TASK BRIEF - Write out each record exactly as it stands. No pictures belong in the copy.

MATERIAL FOR THIS TASK -
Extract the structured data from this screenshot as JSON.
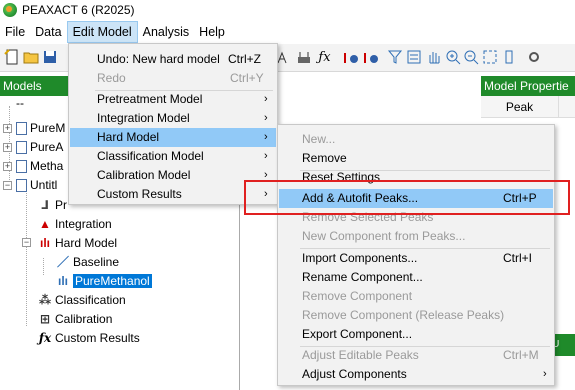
{
  "window": {
    "title": "PEAXACT 6 (R2025)"
  },
  "menubar": {
    "items": [
      "File",
      "Data",
      "Edit Model",
      "Analysis",
      "Help"
    ]
  },
  "panels": {
    "models_title": "Models",
    "properties_title": "Model Propertie",
    "properties_column": "Peak",
    "right_strip_text": "TU"
  },
  "tree": {
    "root": "--",
    "items": [
      "PureM",
      "PureA",
      "Metha",
      "Untitl"
    ],
    "children": {
      "pretreatment": "Pr",
      "integration": "Integration",
      "hard_model": "Hard Model",
      "baseline": "Baseline",
      "pure_methanol": "PureMethanol",
      "classification": "Classification",
      "calibration": "Calibration",
      "custom_results": "Custom Results"
    }
  },
  "edit_menu": {
    "undo": {
      "label": "Undo: New hard model",
      "shortcut": "Ctrl+Z"
    },
    "redo": {
      "label": "Redo",
      "shortcut": "Ctrl+Y"
    },
    "items": [
      "Pretreatment Model",
      "Integration Model",
      "Hard Model",
      "Classification Model",
      "Calibration Model",
      "Custom Results"
    ]
  },
  "hard_model_menu": {
    "new": "New...",
    "remove": "Remove",
    "reset": "Reset Settings",
    "add_autofit": {
      "label": "Add & Autofit Peaks...",
      "shortcut": "Ctrl+P"
    },
    "remove_selected": "Remove Selected Peaks",
    "new_component": "New Component from Peaks...",
    "import_components": {
      "label": "Import Components...",
      "shortcut": "Ctrl+I"
    },
    "rename_component": "Rename Component...",
    "remove_component": "Remove Component",
    "remove_component_release": "Remove Component (Release Peaks)",
    "export_component": "Export Component...",
    "adjust_editable": {
      "label": "Adjust Editable Peaks",
      "shortcut": "Ctrl+M"
    },
    "adjust_components": "Adjust Components"
  },
  "colors": {
    "panel_header": "#1f8a2a",
    "highlight": "#91c9f7",
    "annotation": "#e02020",
    "selection": "#0078d7"
  }
}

ANSWER TO THIS PROBLEM -
Extract the structured data from this screenshot as JSON.
{
  "window": {
    "title": "PEAXACT 6 (R2025)"
  },
  "menubar": {
    "items": [
      "File",
      "Data",
      "Edit Model",
      "Analysis",
      "Help"
    ]
  },
  "panels": {
    "models_title": "Models",
    "properties_title": "Model Propertie",
    "properties_column": "Peak",
    "right_strip_text": "TU"
  },
  "tree": {
    "root": "--",
    "items": [
      "PureM",
      "PureA",
      "Metha",
      "Untitl"
    ],
    "children": {
      "pretreatment": "Pr",
      "integration": "Integration",
      "hard_model": "Hard Model",
      "baseline": "Baseline",
      "pure_methanol": "PureMethanol",
      "classification": "Classification",
      "calibration": "Calibration",
      "custom_results": "Custom Results"
    }
  },
  "edit_menu": {
    "undo": {
      "label": "Undo: New hard model",
      "shortcut": "Ctrl+Z"
    },
    "redo": {
      "label": "Redo",
      "shortcut": "Ctrl+Y"
    },
    "items": [
      "Pretreatment Model",
      "Integration Model",
      "Hard Model",
      "Classification Model",
      "Calibration Model",
      "Custom Results"
    ]
  },
  "hard_model_menu": {
    "new": "New...",
    "remove": "Remove",
    "reset": "Reset Settings",
    "add_autofit": {
      "label": "Add & Autofit Peaks...",
      "shortcut": "Ctrl+P"
    },
    "remove_selected": "Remove Selected Peaks",
    "new_component": "New Component from Peaks...",
    "import_components": {
      "label": "Import Components...",
      "shortcut": "Ctrl+I"
    },
    "rename_component": "Rename Component...",
    "remove_component": "Remove Component",
    "remove_component_release": "Remove Component (Release Peaks)",
    "export_component": "Export Component...",
    "adjust_editable": {
      "label": "Adjust Editable Peaks",
      "shortcut": "Ctrl+M"
    },
    "adjust_components": "Adjust Components"
  },
  "colors": {
    "panel_header": "#1f8a2a",
    "highlight": "#91c9f7",
    "annotation": "#e02020",
    "selection": "#0078d7"
  }
}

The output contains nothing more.